What you will do>
Read through the entries below and copy each line where "true" turns up.

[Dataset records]
----
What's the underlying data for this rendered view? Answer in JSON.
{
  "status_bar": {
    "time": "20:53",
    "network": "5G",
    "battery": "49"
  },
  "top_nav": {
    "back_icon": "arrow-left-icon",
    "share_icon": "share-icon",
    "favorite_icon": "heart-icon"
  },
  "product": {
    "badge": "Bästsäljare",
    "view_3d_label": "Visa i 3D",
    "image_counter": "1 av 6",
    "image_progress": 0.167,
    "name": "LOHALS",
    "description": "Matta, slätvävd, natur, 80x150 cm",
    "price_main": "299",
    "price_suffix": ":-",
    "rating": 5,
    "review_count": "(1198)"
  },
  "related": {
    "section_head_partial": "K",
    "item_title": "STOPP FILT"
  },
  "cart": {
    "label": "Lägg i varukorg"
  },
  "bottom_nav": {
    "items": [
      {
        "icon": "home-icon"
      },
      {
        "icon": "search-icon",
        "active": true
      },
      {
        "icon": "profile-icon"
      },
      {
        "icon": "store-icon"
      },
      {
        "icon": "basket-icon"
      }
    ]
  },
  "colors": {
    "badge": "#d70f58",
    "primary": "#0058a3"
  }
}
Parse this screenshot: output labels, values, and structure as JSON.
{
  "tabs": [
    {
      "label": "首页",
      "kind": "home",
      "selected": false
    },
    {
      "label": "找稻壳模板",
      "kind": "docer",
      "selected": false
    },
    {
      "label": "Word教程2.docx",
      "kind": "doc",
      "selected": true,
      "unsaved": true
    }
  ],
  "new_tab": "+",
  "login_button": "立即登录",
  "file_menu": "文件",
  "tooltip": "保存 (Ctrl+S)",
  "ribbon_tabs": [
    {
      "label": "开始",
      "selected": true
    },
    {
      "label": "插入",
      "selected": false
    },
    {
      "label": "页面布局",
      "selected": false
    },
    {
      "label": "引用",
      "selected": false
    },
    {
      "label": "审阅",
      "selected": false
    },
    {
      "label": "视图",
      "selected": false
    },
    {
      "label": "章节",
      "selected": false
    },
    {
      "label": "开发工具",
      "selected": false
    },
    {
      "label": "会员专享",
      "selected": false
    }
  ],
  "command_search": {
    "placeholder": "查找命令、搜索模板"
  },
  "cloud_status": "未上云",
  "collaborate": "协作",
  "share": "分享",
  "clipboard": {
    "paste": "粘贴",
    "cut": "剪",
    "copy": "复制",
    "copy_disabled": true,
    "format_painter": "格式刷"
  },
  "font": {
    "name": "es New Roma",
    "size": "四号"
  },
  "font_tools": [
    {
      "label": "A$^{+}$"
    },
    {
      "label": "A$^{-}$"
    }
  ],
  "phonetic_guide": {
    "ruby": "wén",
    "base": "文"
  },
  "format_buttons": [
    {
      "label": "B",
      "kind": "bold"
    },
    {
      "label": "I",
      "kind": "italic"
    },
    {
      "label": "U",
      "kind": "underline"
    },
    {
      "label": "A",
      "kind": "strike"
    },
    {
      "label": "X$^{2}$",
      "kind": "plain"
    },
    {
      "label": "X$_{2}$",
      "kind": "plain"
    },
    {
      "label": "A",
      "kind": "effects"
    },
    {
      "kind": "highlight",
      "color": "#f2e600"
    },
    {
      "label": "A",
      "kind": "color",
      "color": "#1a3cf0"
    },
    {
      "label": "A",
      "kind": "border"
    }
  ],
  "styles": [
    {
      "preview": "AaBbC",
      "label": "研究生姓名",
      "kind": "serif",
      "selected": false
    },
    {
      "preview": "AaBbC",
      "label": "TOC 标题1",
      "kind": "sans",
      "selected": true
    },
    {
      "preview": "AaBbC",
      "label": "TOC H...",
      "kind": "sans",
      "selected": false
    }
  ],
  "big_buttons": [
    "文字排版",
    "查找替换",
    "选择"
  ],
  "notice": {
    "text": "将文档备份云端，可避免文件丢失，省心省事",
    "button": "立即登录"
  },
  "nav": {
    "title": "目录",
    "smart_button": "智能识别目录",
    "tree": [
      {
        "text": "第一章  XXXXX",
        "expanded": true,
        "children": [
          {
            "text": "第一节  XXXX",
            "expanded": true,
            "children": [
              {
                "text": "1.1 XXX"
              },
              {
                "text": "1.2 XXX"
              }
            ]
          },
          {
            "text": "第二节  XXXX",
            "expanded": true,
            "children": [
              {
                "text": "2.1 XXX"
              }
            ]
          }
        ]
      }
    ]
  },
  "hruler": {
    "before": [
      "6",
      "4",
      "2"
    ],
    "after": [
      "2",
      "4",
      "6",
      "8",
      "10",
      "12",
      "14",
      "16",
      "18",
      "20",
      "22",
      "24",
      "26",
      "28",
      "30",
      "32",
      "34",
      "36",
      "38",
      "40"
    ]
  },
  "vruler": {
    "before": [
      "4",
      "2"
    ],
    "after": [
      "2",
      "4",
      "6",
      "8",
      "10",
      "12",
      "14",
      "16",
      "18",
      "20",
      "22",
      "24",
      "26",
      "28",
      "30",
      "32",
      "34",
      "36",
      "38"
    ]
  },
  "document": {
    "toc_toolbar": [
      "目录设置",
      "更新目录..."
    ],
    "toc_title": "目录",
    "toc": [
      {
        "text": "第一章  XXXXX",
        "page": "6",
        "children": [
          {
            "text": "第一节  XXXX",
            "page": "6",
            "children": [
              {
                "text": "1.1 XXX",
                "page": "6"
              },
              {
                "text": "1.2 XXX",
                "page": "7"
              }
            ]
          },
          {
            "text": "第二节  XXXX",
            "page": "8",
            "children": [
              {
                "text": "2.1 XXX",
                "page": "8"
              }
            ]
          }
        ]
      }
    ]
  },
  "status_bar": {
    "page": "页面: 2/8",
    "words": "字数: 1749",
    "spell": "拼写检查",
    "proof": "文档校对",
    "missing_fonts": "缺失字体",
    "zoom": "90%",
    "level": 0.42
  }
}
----
Task response>
        "active": true
      "selected": true,
      "unsaved": true
      "selected": true
    "copy_disabled": true,
      "selected": true
        "expanded": true,
            "expanded": true,
            "expanded": true,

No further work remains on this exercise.